Nature provides without stint the main requisites of human happiness.

Second—and my wife is also good at reminding me of this—we need to think about how grateful we are. Lubbock writes:

Think how much we have to be thankful for. Few of us appreciate the number of our everyday blessings.

And finally, we have the ultimate choice of how we live.

Few of us, indeed, realize the wonderful privilege of living; the blessings we inherit, the glories and beauties of the Universe, which is our own if we so choose; the extent to which we can make ourselves what we wish to be; or the power we possess of securing peace, of triumphing over pain and sorrow.

Thanks to Sir John Lubbock, when it comes to living fully, I will remember to consider the following: nature, gratitude, and choice.

My Love Affair With Carl

I was first introduced to the ideas of Carl Rogers, the founder of humanistic psychology, when I was in university back in the ’90s. I had a psychology professor who made fun of Rogers and his principles.

These days, if I were to run into that psychology professor, I would strongly disagree with his criticisms. But that psychology professor has probably kicked the bucket by now.

Anyway, after reading On Becoming a Person, I have come to discover that I love Carl Rogers. His philosophy on relationships and personal growth align with insights I have gained from my personal and professional experiences.

Rogers On Becoming
Cover of On Becoming a Person
Photo by M. Fleming

In my personal relationships and in my work with students, I have found that individuals have enormous potential within themselves.

Rogers discovered the same:

Gradually my experience has forced me to conclude that the individual has within himself the capacity and the tendency, latent if not evident, to move forward toward maturity.

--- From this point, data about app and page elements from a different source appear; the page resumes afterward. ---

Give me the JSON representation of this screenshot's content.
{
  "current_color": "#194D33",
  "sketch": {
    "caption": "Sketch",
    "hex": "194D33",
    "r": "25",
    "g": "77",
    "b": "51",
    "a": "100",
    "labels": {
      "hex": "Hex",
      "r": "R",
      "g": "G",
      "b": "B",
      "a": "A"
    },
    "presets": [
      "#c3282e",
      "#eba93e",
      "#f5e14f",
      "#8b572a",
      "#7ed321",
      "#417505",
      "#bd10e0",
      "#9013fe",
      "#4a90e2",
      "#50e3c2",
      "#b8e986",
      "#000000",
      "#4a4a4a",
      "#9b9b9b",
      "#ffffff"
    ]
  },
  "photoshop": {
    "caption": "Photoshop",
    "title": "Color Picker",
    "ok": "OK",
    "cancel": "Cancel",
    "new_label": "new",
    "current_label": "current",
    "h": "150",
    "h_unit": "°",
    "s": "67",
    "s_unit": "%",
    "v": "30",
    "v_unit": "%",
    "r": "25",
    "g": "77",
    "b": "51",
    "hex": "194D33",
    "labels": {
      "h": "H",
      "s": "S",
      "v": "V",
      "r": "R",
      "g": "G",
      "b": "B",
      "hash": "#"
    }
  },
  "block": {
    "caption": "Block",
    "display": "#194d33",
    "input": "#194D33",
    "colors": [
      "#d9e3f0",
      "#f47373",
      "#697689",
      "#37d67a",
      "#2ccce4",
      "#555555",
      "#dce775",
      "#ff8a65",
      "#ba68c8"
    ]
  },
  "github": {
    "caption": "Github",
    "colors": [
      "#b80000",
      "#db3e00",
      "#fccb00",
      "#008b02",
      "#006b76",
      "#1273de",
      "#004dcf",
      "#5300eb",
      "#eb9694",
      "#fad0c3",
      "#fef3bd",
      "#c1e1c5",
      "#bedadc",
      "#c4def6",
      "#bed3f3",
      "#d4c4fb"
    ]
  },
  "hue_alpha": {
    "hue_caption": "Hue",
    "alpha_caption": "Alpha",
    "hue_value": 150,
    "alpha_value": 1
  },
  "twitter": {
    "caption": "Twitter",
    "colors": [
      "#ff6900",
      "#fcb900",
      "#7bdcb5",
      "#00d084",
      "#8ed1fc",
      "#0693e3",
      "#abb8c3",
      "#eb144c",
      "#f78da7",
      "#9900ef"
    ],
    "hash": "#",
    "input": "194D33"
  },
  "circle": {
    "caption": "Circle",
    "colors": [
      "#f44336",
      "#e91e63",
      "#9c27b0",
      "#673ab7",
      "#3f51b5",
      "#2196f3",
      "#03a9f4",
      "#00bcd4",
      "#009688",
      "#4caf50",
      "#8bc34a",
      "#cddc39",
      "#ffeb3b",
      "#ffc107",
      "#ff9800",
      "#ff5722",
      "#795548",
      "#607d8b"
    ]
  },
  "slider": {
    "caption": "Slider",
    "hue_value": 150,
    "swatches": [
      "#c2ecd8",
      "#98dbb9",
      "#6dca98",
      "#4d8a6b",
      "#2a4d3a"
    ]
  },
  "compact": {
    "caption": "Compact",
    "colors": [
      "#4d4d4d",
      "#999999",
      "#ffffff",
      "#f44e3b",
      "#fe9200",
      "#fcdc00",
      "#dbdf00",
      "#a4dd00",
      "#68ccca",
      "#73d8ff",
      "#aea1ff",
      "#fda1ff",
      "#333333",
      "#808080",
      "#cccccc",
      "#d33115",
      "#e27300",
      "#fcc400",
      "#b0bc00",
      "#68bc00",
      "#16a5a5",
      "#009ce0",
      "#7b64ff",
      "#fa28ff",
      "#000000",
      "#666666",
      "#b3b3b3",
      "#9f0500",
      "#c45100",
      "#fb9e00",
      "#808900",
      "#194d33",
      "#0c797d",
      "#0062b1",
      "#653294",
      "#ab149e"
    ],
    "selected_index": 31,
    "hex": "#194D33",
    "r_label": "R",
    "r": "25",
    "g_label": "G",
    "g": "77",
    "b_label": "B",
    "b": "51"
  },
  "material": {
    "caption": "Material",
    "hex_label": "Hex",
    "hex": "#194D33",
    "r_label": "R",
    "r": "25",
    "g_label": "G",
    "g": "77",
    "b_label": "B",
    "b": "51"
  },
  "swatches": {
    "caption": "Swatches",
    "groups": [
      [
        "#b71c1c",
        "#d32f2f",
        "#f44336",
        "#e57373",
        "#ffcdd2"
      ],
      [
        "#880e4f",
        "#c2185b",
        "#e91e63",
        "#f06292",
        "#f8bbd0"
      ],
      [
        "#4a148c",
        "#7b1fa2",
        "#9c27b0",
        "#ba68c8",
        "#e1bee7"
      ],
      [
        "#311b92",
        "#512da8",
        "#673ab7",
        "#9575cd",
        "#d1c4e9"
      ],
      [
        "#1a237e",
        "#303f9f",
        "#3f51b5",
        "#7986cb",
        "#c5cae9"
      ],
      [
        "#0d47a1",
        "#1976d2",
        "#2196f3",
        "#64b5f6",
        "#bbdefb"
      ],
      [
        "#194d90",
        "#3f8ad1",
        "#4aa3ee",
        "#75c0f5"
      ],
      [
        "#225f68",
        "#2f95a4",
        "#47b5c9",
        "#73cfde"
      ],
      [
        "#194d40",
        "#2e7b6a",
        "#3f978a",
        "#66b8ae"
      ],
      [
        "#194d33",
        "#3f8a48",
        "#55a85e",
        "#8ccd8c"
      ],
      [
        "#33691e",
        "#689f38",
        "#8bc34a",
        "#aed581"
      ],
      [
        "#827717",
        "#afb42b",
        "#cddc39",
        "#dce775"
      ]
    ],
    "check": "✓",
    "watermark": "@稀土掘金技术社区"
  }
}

Let’s keep moving forward.

The Happy Life

This past Christmas, my wife gave me things I desperately needed: socks and self-help books.

One book that intrigued me was The Happy Life by Charles W. Eliot. It was published in 1905! My 5-year-old son said, “Dad, that book smells old.”

happy life book cover
Cover of The Happy Life.
Photo by M. Fleming

I was curious to see if any of Eliot’s principles applied in 2019, more than a century after he wrote the book.

Incidentally, most, if not all, of Eliot’s insights still apply today.

Here’s one of my favourite passages:

In trying to enumerate the positive satisfactions which an average man may reasonably expect to enjoy in this world, I of course take no account of those too common objects of human pursuit,—wealth, power, and fame; first, because they do not as a rule contribute to happiness; and secondly, because they are unattainable by mankind in general.

And another:

The most satisfactory thing in all this earthly life is to be able to serve our fellow beings,—first those who are bound to us by love, then the wider circle of fellow-townsmen, fellow-countrymen, or fellow-men.

Wealth, power, and fame do not bring happiness. Loving others does. True in 1905 and still true today.